-- Goal of the exercise --
Scan the listing for the word "square" and report every line that contains it.

-- Data to process --
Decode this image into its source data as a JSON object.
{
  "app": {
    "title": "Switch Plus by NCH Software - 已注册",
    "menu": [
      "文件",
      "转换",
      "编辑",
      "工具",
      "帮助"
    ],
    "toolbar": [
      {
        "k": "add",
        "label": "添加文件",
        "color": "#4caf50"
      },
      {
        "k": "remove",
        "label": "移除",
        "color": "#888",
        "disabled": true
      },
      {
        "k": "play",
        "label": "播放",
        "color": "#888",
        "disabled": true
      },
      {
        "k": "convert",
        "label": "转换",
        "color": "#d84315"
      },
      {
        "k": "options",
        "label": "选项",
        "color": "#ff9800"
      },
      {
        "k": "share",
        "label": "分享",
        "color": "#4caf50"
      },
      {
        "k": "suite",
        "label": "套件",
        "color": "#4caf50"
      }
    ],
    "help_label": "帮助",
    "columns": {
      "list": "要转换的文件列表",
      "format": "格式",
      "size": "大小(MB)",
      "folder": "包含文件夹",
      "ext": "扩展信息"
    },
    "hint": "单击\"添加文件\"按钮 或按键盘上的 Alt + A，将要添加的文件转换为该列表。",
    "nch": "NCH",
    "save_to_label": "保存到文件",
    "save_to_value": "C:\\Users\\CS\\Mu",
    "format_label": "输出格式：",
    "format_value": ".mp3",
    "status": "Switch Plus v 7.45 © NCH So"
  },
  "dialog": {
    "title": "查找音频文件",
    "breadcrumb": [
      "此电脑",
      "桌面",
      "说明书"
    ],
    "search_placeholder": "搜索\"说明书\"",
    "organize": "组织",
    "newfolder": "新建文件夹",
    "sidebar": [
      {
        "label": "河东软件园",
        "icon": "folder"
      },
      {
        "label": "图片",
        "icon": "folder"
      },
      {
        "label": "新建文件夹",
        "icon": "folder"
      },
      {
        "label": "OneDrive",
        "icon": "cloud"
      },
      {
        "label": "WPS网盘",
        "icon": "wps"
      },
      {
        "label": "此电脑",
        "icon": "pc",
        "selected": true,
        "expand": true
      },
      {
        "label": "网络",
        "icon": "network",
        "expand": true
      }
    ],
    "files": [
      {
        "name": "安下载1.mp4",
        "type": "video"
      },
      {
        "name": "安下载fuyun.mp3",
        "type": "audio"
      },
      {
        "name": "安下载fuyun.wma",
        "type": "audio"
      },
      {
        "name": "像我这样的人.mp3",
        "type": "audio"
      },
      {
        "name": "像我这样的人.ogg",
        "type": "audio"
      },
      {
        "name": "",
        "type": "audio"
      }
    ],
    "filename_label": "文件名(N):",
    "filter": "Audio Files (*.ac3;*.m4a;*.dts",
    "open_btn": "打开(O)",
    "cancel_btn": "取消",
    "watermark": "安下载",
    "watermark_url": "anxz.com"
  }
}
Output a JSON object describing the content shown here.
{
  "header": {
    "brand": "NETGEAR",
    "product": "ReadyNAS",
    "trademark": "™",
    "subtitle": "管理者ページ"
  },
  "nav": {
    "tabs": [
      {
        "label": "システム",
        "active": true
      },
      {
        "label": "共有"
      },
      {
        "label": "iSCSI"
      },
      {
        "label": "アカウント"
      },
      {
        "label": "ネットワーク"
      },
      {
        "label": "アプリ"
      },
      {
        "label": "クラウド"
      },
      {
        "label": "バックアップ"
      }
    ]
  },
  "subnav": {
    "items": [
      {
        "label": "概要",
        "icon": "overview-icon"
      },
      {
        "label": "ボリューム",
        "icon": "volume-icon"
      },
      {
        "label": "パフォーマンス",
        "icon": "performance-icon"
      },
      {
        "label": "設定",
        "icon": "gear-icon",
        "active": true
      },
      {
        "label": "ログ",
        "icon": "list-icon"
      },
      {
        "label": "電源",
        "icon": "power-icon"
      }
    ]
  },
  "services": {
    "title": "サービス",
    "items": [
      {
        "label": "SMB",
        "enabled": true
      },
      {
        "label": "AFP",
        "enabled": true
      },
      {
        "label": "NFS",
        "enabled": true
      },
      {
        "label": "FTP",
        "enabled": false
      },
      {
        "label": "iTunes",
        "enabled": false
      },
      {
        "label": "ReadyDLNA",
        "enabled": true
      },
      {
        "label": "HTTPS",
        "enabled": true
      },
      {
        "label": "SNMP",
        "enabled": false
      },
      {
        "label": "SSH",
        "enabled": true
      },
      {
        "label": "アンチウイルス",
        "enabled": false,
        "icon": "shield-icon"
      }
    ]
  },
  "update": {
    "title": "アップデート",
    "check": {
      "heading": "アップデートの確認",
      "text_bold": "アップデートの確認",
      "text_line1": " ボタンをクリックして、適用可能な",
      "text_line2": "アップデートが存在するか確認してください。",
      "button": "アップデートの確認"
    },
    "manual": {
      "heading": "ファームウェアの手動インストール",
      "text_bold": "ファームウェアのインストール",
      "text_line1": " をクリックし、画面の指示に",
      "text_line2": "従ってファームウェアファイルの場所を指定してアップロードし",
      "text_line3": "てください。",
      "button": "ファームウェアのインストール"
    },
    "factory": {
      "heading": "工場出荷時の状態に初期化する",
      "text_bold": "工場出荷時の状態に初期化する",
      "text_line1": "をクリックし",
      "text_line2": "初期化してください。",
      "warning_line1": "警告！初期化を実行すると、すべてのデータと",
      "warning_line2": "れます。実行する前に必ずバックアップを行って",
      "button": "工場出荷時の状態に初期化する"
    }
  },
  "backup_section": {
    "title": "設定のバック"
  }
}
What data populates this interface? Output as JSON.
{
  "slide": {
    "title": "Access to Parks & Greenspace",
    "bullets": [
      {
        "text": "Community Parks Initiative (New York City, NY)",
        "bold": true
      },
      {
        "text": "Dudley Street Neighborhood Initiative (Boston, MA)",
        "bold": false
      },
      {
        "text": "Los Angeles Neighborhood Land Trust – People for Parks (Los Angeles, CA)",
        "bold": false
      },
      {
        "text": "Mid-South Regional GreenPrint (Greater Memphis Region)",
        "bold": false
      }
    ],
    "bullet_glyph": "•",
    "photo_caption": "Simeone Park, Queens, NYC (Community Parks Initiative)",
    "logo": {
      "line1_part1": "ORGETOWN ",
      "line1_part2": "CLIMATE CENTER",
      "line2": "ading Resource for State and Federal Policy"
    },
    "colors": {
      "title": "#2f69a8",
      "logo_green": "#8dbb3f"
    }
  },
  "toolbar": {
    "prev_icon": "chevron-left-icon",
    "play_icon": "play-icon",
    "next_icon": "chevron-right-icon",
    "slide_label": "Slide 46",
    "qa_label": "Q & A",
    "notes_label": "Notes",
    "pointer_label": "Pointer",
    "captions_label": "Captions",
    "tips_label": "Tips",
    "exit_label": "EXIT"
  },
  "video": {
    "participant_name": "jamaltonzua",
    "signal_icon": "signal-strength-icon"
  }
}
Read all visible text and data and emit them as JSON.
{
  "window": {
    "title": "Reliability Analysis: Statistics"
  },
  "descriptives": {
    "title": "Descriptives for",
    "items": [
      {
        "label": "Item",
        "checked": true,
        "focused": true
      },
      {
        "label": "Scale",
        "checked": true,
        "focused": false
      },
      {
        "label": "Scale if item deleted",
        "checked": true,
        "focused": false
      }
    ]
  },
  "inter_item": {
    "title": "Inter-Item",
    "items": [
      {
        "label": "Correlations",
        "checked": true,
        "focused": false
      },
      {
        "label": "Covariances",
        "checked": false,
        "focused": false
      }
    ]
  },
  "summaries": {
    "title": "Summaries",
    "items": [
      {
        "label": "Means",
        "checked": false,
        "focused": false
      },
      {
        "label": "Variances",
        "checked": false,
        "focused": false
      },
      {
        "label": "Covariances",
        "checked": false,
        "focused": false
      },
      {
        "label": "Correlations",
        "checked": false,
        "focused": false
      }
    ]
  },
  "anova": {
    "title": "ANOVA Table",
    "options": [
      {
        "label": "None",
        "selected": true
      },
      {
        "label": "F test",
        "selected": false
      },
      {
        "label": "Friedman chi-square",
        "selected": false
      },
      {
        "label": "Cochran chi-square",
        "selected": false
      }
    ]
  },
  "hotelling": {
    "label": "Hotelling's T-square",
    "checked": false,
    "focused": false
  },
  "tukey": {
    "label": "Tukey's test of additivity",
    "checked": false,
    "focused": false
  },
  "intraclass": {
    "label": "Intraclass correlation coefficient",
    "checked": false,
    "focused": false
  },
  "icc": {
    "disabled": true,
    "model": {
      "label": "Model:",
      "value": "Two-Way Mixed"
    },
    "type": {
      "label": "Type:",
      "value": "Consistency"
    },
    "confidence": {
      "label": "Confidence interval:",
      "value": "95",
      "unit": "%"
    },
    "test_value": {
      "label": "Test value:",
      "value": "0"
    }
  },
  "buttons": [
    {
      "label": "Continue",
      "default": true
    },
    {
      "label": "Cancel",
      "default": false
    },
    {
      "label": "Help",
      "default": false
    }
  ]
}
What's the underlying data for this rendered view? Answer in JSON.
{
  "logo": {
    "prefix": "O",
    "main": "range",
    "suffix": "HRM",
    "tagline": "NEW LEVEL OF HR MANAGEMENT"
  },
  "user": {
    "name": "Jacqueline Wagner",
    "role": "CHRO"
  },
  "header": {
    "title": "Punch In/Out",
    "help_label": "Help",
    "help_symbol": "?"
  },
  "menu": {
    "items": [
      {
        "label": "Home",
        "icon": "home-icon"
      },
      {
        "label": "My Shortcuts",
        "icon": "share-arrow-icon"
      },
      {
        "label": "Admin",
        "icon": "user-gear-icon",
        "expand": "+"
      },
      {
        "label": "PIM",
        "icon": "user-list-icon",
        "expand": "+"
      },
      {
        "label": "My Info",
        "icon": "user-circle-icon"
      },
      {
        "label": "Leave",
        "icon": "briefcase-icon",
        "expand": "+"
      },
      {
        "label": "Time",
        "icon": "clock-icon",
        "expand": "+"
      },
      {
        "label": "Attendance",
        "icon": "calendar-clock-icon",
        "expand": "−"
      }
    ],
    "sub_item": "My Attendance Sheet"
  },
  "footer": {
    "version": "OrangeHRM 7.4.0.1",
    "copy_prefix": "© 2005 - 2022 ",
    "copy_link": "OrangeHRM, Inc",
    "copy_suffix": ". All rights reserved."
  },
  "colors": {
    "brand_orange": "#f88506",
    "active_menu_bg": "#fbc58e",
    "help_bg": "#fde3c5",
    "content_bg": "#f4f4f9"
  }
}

-- Exercise answer --
        "label": "Friedman chi-square",
        "label": "Cochran chi-square",
    "label": "Hotelling's T-square",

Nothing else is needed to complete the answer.